The number of Australians with multiple sclerosis (MS) has increased 30 per cent over the past four years, with over 33,000 people with MS in 2021.
These latest MS figures were published in an interim report, commissioned by MS Australia and prepared by the Menzies Institute for Medical Research at the University of Tasmania.
Royal Hobart Hospital clinical neurologist and one of the report authors, Professor Bruce Taylor, said that while the rise in prevalence is a concern, the results were not unexpected, and the data is consistent with what is happening domestically and internationally.
“Many lifestyle and behavioural risk factors contribute to a person developing MS, including obesity and insufficient sunlight exposure. If we can narrow down more precisely what risk factors are driving this escalation through further research, we could significantly reduce the risk of MS in Australia and globally,” he said.
The annual per person costs of MS in Australia are higher than other comparable complex chronic diseases such as Parkinson’s disease and Type 2 diabetes.

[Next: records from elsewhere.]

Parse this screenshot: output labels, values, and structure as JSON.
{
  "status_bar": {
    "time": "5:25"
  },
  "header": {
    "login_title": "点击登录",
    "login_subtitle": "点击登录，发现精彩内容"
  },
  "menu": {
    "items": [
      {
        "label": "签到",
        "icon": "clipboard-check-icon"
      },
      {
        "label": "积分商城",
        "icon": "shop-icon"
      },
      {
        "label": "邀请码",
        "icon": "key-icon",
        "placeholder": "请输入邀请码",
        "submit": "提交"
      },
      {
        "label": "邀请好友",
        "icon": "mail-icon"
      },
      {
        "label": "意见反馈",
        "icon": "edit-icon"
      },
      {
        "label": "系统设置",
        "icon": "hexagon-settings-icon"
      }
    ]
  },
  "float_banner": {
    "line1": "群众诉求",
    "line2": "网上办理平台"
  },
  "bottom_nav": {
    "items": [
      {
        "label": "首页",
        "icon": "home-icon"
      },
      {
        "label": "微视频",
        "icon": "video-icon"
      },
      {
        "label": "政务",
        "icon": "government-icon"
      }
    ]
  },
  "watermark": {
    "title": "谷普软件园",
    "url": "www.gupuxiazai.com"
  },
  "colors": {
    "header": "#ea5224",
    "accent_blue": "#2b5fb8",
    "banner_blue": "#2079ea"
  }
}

MS Australia CEO Rohan Greenland said there is “an urgent need for further government investment in MS research”. The organisation is also calling for greater data collection, better access to care including MS nurses and investment in broader preventative health measures including healthy weight, tobacco control, nutrition and physical activity.

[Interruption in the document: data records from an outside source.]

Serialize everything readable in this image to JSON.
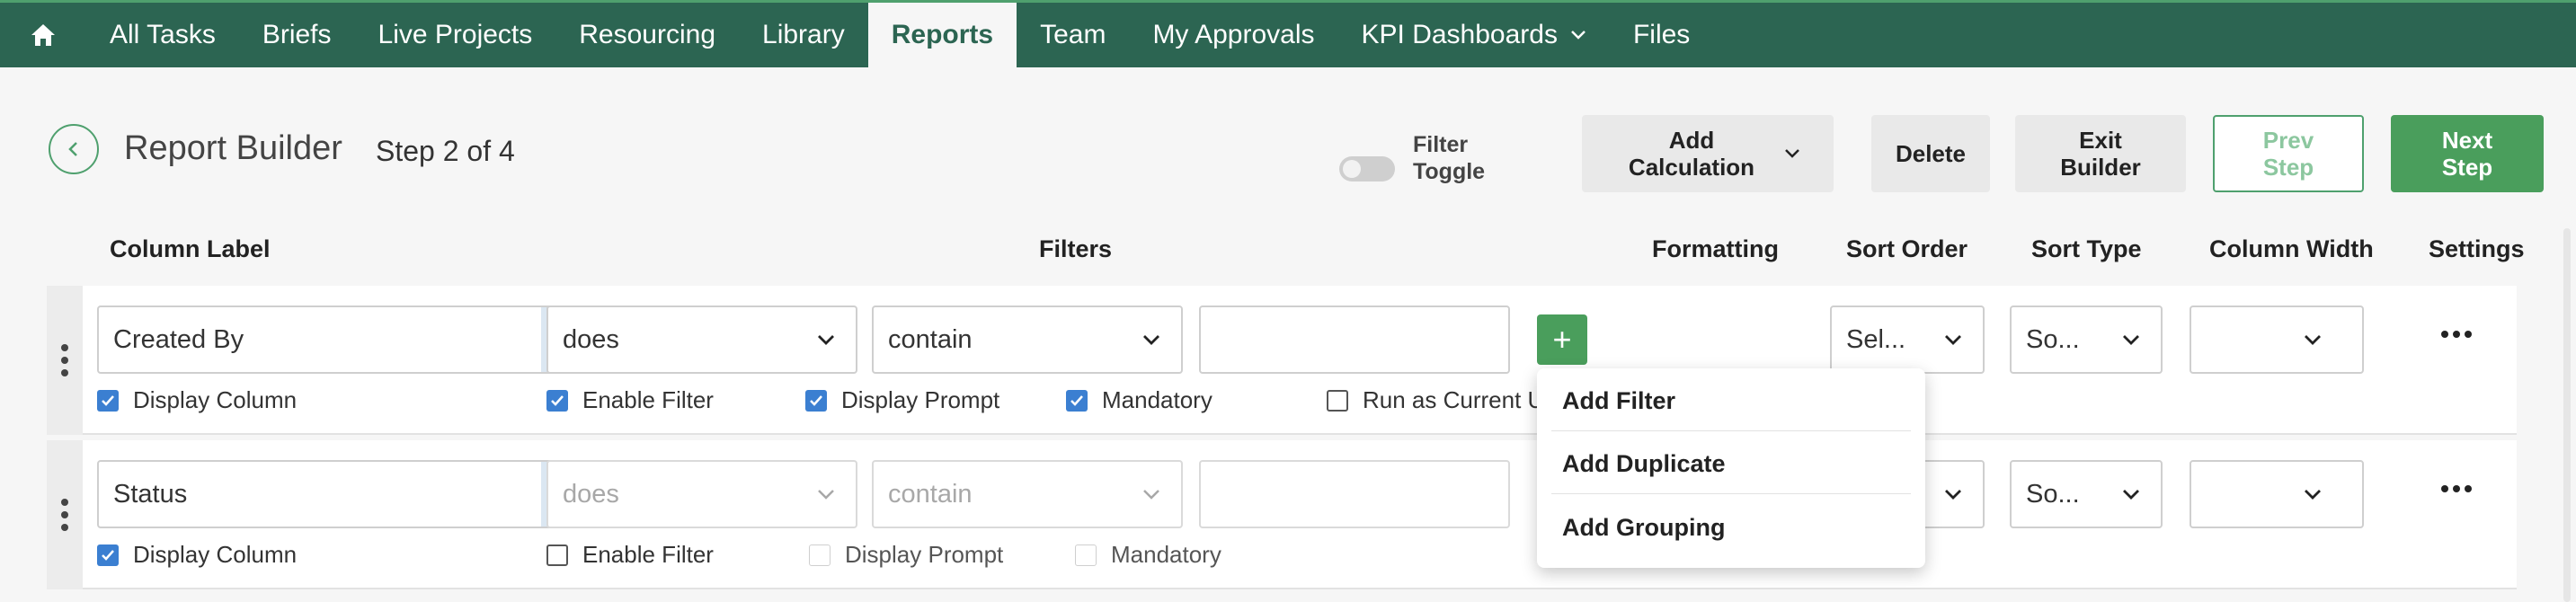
{
  "nav": {
    "items": [
      {
        "label": "All Tasks"
      },
      {
        "label": "Briefs"
      },
      {
        "label": "Live Projects"
      },
      {
        "label": "Resourcing"
      },
      {
        "label": "Library"
      },
      {
        "label": "Reports"
      },
      {
        "label": "Team"
      },
      {
        "label": "My Approvals"
      },
      {
        "label": "KPI Dashboards"
      },
      {
        "label": "Files"
      }
    ],
    "active": "Reports"
  },
  "header": {
    "title": "Report Builder",
    "step": "Step 2 of 4",
    "filter_toggle_label": "Filter Toggle",
    "add_calculation_label": "Add Calculation",
    "delete_label": "Delete",
    "exit_builder_label": "Exit Builder",
    "prev_step_label": "Prev Step",
    "next_step_label": "Next Step"
  },
  "columns": {
    "column_label": "Column Label",
    "filters": "Filters",
    "formatting": "Formatting",
    "sort_order": "Sort Order",
    "sort_type": "Sort Type",
    "column_width": "Column Width",
    "settings": "Settings"
  },
  "rows": [
    {
      "label": "Created By",
      "info": "i",
      "operator": "does",
      "condition": "contain",
      "value": "",
      "sort_order": "Sel...",
      "sort_type": "So...",
      "column_width": "",
      "checks": {
        "display_column": "Display Column",
        "enable_filter": "Enable Filter",
        "display_prompt": "Display Prompt",
        "mandatory": "Mandatory",
        "run_as_current_user": "Run as Current U"
      }
    },
    {
      "label": "Status",
      "info": "i",
      "operator": "does",
      "condition": "contain",
      "value": "",
      "sort_type": "So...",
      "column_width": "",
      "checks": {
        "display_column": "Display Column",
        "enable_filter": "Enable Filter",
        "display_prompt": "Display Prompt",
        "mandatory": "Mandatory"
      }
    }
  ],
  "add_menu": {
    "button_label": "+",
    "items": [
      {
        "label": "Add Filter"
      },
      {
        "label": "Add Duplicate"
      },
      {
        "label": "Add Grouping"
      }
    ]
  },
  "colors": {
    "nav_bg": "#2c6552",
    "accent_green": "#4a9e5c",
    "checkbox_blue": "#3b7fd1"
  }
}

A recent study found that MS prevalence had increased in every world region from 2013 to 2020, with a person diagnosed with MS every five minutes.